:: DATASET CONTENT

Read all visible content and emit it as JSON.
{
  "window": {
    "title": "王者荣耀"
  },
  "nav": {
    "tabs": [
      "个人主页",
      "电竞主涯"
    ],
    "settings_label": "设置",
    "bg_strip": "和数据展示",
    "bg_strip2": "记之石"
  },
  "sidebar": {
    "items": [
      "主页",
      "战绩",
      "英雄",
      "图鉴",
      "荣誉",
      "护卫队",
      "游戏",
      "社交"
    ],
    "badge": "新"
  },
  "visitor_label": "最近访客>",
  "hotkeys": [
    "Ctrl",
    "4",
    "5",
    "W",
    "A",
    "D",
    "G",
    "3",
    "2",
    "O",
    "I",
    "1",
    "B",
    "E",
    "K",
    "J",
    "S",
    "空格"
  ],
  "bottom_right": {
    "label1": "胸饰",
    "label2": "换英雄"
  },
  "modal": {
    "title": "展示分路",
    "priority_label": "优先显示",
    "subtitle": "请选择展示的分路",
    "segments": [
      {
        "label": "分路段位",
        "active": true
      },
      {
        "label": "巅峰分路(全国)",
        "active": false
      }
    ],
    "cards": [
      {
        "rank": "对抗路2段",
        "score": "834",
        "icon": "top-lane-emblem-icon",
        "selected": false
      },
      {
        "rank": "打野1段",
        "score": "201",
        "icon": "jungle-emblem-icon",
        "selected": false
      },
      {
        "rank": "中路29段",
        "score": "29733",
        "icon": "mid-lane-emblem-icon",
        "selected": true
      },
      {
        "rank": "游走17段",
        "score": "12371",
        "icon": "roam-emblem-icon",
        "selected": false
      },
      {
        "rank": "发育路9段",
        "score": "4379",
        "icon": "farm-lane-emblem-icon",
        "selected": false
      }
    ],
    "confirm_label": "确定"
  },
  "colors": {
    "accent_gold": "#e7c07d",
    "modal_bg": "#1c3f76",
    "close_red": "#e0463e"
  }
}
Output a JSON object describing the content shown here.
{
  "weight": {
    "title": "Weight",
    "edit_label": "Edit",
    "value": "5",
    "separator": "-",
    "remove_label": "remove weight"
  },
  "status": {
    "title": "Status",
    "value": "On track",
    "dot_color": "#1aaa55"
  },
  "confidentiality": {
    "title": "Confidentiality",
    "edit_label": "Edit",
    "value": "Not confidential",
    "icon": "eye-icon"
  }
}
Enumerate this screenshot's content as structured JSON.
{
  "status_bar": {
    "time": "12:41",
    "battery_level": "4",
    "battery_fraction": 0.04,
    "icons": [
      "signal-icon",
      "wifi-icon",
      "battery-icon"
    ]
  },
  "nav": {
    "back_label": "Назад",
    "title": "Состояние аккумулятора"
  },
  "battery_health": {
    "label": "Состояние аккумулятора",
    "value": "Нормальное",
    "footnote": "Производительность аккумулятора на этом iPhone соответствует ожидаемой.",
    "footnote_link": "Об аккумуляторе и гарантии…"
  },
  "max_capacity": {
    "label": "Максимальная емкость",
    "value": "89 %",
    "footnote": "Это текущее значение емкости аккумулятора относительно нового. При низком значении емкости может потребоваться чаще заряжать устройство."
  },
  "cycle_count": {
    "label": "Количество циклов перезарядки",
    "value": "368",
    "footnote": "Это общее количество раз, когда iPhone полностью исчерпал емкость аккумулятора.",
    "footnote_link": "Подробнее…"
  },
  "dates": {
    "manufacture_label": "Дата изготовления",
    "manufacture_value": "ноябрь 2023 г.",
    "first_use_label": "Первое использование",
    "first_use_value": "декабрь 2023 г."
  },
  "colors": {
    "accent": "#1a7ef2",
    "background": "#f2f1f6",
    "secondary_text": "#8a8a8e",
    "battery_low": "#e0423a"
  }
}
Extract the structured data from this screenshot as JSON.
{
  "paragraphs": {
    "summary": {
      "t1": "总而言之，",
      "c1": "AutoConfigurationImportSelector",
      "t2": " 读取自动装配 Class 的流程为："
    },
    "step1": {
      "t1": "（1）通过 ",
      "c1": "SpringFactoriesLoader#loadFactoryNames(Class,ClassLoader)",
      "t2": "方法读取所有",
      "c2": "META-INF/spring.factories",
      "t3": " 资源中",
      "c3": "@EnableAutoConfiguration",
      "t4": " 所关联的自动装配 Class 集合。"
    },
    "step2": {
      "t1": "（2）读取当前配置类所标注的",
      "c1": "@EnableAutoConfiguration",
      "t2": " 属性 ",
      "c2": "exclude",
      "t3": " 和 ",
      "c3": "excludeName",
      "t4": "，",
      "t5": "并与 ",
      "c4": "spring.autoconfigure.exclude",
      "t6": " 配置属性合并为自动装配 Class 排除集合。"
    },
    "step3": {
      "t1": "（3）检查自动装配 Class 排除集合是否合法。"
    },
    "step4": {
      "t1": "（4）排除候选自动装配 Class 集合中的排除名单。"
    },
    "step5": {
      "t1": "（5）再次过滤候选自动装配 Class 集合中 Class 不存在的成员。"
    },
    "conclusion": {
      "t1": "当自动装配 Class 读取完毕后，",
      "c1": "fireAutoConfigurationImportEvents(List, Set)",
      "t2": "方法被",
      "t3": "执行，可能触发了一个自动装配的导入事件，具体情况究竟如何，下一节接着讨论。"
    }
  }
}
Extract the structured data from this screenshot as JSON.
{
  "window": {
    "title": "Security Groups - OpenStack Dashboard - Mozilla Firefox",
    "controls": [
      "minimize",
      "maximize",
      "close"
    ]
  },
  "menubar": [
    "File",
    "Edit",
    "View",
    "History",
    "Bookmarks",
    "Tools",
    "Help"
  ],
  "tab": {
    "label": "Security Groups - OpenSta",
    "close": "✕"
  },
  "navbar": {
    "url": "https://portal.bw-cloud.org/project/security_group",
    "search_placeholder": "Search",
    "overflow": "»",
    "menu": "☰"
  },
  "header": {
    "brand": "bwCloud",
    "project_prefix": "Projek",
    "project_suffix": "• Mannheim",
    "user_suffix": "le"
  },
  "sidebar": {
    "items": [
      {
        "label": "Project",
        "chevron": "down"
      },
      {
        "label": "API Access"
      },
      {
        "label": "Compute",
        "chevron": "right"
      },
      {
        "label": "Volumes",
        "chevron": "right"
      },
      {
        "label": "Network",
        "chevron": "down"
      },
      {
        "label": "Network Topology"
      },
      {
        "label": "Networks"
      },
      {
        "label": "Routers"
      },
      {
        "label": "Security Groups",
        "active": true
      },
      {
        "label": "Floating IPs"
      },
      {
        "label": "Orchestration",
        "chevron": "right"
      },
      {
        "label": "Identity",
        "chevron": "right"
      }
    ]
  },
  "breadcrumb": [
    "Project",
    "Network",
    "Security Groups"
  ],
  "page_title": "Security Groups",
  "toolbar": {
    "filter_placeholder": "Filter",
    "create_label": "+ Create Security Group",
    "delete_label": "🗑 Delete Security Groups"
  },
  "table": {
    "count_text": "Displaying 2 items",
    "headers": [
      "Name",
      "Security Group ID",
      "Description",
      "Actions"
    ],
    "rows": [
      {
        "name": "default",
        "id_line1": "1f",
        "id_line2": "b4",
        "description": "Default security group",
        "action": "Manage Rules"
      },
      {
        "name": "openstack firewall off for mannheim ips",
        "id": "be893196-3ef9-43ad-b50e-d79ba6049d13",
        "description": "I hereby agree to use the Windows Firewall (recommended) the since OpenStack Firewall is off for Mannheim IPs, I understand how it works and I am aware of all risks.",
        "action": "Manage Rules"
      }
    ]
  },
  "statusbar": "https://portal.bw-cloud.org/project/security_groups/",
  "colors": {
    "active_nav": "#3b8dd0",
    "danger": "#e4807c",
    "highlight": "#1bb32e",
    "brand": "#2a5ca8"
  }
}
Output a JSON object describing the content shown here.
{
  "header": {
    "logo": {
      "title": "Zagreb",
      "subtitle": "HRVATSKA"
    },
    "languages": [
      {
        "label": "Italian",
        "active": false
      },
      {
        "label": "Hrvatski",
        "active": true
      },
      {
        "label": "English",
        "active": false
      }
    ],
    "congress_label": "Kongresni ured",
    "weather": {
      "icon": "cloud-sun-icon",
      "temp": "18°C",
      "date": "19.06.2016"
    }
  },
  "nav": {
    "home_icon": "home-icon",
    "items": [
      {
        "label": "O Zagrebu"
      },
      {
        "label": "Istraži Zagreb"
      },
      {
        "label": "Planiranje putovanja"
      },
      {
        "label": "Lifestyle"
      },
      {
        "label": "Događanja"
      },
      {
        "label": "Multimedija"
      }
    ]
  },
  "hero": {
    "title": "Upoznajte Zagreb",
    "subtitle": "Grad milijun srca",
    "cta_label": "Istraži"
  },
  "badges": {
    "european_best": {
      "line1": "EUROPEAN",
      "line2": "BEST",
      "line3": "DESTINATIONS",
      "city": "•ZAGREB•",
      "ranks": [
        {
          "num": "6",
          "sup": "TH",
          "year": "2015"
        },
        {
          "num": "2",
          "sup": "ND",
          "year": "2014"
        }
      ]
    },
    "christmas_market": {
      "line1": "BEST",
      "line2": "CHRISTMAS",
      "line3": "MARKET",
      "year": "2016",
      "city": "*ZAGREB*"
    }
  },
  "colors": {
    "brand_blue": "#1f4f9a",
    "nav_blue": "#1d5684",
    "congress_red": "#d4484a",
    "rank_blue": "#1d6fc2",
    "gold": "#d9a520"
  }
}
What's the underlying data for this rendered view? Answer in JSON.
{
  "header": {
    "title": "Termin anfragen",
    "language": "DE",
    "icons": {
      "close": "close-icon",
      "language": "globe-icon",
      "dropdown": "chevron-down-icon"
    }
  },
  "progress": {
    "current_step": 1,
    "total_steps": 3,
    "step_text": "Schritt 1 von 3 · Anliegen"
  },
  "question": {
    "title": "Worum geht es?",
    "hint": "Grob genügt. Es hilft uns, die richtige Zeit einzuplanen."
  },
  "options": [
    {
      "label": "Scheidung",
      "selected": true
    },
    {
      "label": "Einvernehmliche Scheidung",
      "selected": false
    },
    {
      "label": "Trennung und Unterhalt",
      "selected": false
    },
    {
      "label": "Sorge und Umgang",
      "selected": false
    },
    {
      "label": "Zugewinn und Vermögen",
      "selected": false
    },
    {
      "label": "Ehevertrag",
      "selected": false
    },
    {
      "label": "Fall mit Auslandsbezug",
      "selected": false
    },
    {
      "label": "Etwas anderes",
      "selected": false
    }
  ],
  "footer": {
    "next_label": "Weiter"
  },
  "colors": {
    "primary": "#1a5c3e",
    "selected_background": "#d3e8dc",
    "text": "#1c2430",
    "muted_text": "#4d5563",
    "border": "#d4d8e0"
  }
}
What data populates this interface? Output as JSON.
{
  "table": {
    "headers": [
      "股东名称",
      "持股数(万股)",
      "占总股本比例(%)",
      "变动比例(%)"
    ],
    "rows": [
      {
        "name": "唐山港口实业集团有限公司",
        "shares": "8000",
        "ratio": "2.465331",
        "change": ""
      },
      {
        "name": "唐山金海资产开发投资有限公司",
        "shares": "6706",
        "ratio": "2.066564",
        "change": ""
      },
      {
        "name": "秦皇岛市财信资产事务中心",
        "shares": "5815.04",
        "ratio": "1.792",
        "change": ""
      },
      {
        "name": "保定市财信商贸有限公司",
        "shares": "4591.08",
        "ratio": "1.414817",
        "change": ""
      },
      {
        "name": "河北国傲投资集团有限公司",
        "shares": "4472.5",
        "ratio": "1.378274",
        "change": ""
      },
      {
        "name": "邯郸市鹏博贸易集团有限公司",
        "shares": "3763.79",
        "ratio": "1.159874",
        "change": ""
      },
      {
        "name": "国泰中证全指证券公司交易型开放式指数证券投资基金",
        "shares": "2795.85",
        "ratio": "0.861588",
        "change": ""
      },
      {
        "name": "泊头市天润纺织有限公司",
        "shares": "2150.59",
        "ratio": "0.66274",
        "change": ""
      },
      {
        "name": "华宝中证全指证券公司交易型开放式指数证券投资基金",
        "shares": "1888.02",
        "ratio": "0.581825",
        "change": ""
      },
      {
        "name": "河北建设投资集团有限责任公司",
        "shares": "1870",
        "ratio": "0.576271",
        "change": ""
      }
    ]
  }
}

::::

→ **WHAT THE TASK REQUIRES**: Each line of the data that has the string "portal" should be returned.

→ **REPLY**:
    "url": "https://portal.bw-cloud.org/project/security_group",
  "statusbar": "https://portal.bw-cloud.org/project/security_groups/",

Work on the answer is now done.